_EXERCISE DATA_.
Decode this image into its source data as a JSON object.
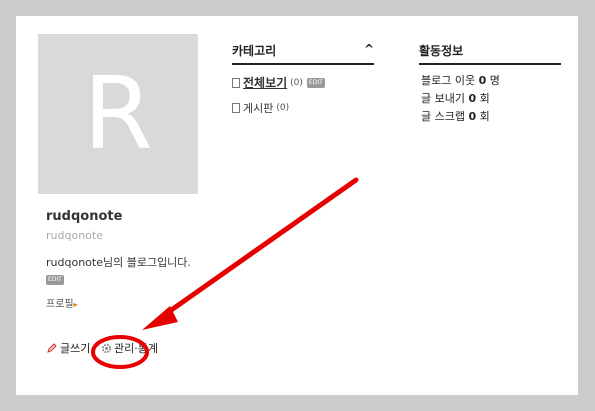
{
  "profile": {
    "avatar_letter": "R",
    "name": "rudqonote",
    "id": "rudqonote",
    "description": "rudqonote님의 블로그입니다.",
    "edit_label": "EDIT",
    "profile_link": "프로필"
  },
  "actions": {
    "write": "글쓰기",
    "manage": "관리·통계"
  },
  "category": {
    "title": "카테고리",
    "toggle": "^",
    "items": [
      {
        "label": "전체보기",
        "count": "(0)",
        "edit": "EDIT"
      },
      {
        "label": "게시판",
        "count": "(0)"
      }
    ]
  },
  "activity": {
    "title": "활동정보",
    "rows": [
      {
        "label": "블로그 이웃",
        "value": "0",
        "unit": "명"
      },
      {
        "label": "글 보내기",
        "value": "0",
        "unit": "회"
      },
      {
        "label": "글 스크랩",
        "value": "0",
        "unit": "회"
      }
    ]
  },
  "colors": {
    "annotation": "#e60000"
  }
}
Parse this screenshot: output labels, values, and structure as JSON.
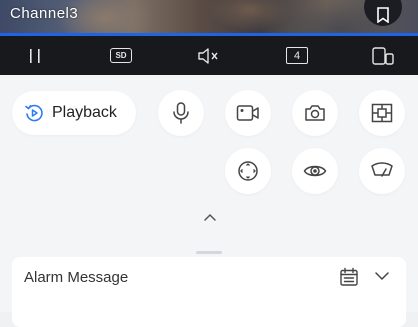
{
  "video": {
    "channel_label": "Channel3"
  },
  "control_bar": {
    "quality_label": "SD",
    "split_count": "4"
  },
  "panel": {
    "playback_label": "Playback",
    "alarm_title": "Alarm Message"
  },
  "colors": {
    "accent": "#1f63e6",
    "control_bar_bg": "#18191c",
    "panel_bg": "#f4f5f7"
  },
  "icons": [
    "bookmark-icon",
    "pause-icon",
    "mute-icon",
    "device-switch-icon",
    "playback-icon",
    "microphone-icon",
    "record-icon",
    "camera-icon",
    "multi-view-icon",
    "ptz-icon",
    "eye-icon",
    "wiper-icon",
    "chevron-up-icon",
    "calendar-icon",
    "chevron-down-icon"
  ]
}
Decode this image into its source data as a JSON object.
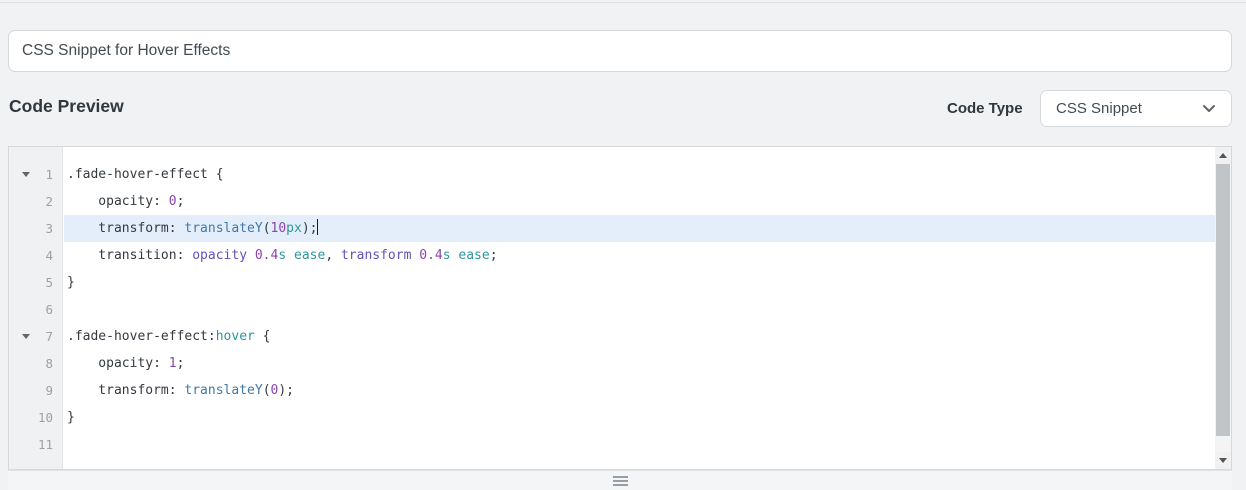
{
  "title_input": {
    "value": "CSS Snippet for Hover Effects"
  },
  "section": {
    "heading": "Code Preview",
    "code_type_label": "Code Type",
    "code_type_selected": "CSS Snippet"
  },
  "colors": {
    "page_bg": "#f0f2f4",
    "active_line_bg": "#e4eefb",
    "gutter_bg": "#f0f1f2",
    "line_number": "#9ba1a7"
  },
  "editor": {
    "language": "css",
    "active_line": 3,
    "syntax_colors": {
      "d": "#343a40",
      "n": "#8a44ad",
      "t": "#2f969b",
      "f": "#4178a8",
      "v": "#6152bd"
    },
    "lines": [
      {
        "n": 1,
        "fold": true,
        "tokens": [
          [
            ".fade-hover-effect {",
            "d"
          ]
        ]
      },
      {
        "n": 2,
        "tokens": [
          [
            "    opacity: ",
            "d"
          ],
          [
            "0",
            "n"
          ],
          [
            ";",
            "d"
          ]
        ]
      },
      {
        "n": 3,
        "caret": true,
        "tokens": [
          [
            "    transform: ",
            "d"
          ],
          [
            "translateY",
            "f"
          ],
          [
            "(",
            "d"
          ],
          [
            "10",
            "n"
          ],
          [
            "px",
            "t"
          ],
          [
            ");",
            "d"
          ]
        ]
      },
      {
        "n": 4,
        "tokens": [
          [
            "    transition: ",
            "d"
          ],
          [
            "opacity",
            "v"
          ],
          [
            " ",
            "d"
          ],
          [
            "0.4",
            "n"
          ],
          [
            "s",
            "t"
          ],
          [
            " ",
            "d"
          ],
          [
            "ease",
            "t"
          ],
          [
            ", ",
            "d"
          ],
          [
            "transform",
            "v"
          ],
          [
            " ",
            "d"
          ],
          [
            "0.4",
            "n"
          ],
          [
            "s",
            "t"
          ],
          [
            " ",
            "d"
          ],
          [
            "ease",
            "t"
          ],
          [
            ";",
            "d"
          ]
        ]
      },
      {
        "n": 5,
        "tokens": [
          [
            "}",
            "d"
          ]
        ]
      },
      {
        "n": 6,
        "tokens": []
      },
      {
        "n": 7,
        "fold": true,
        "tokens": [
          [
            ".fade-hover-effect",
            "d"
          ],
          [
            ":",
            "d"
          ],
          [
            "hover",
            "t"
          ],
          [
            " {",
            "d"
          ]
        ]
      },
      {
        "n": 8,
        "tokens": [
          [
            "    opacity: ",
            "d"
          ],
          [
            "1",
            "n"
          ],
          [
            ";",
            "d"
          ]
        ]
      },
      {
        "n": 9,
        "tokens": [
          [
            "    transform: ",
            "d"
          ],
          [
            "translateY",
            "f"
          ],
          [
            "(",
            "d"
          ],
          [
            "0",
            "n"
          ],
          [
            ");",
            "d"
          ]
        ]
      },
      {
        "n": 10,
        "tokens": [
          [
            "}",
            "d"
          ]
        ]
      },
      {
        "n": 11,
        "tokens": []
      }
    ]
  }
}
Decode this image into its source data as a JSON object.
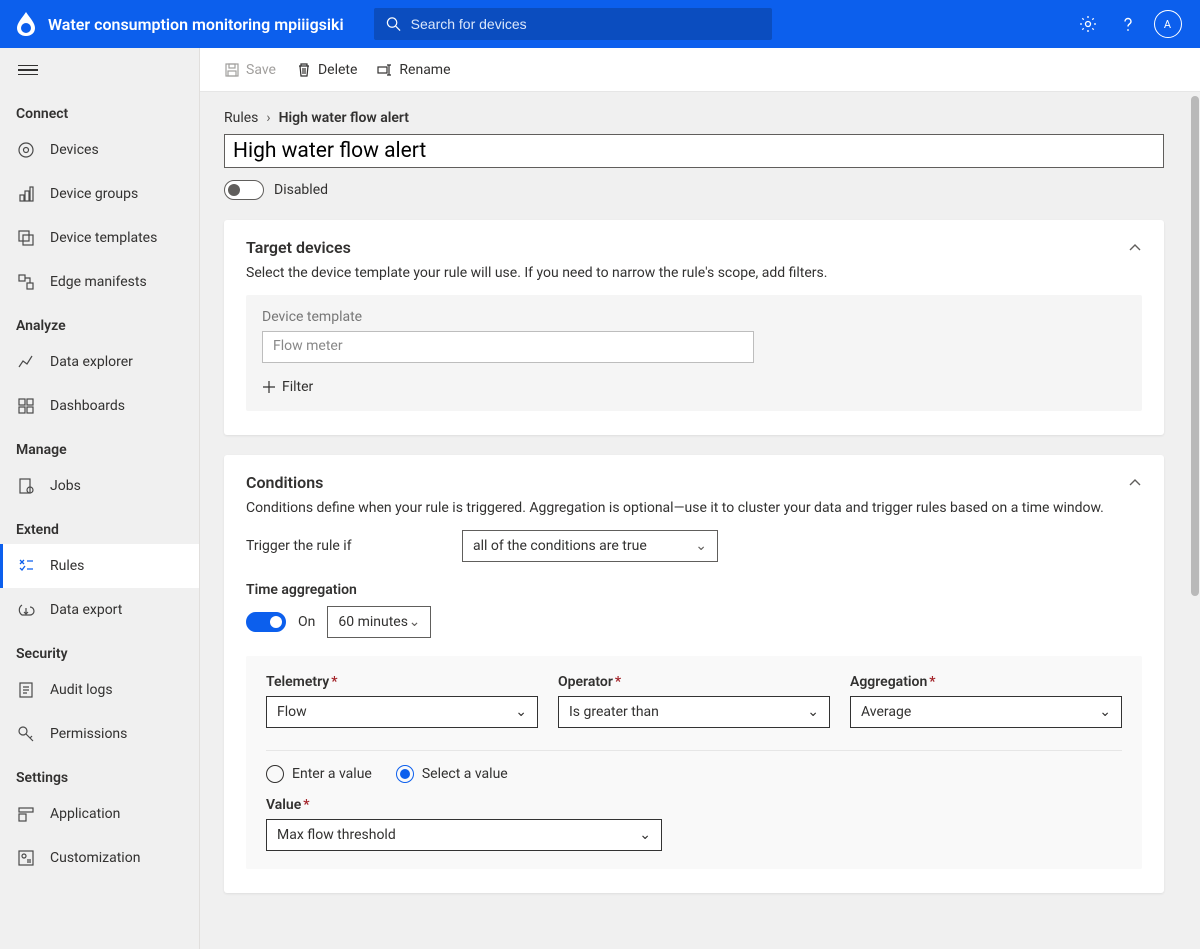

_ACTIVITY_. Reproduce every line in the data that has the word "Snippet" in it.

_PROBLEM SOLUTION_.
    "value": "CSS Snippet for Hover Effects"
    "code_type_selected": "CSS Snippet"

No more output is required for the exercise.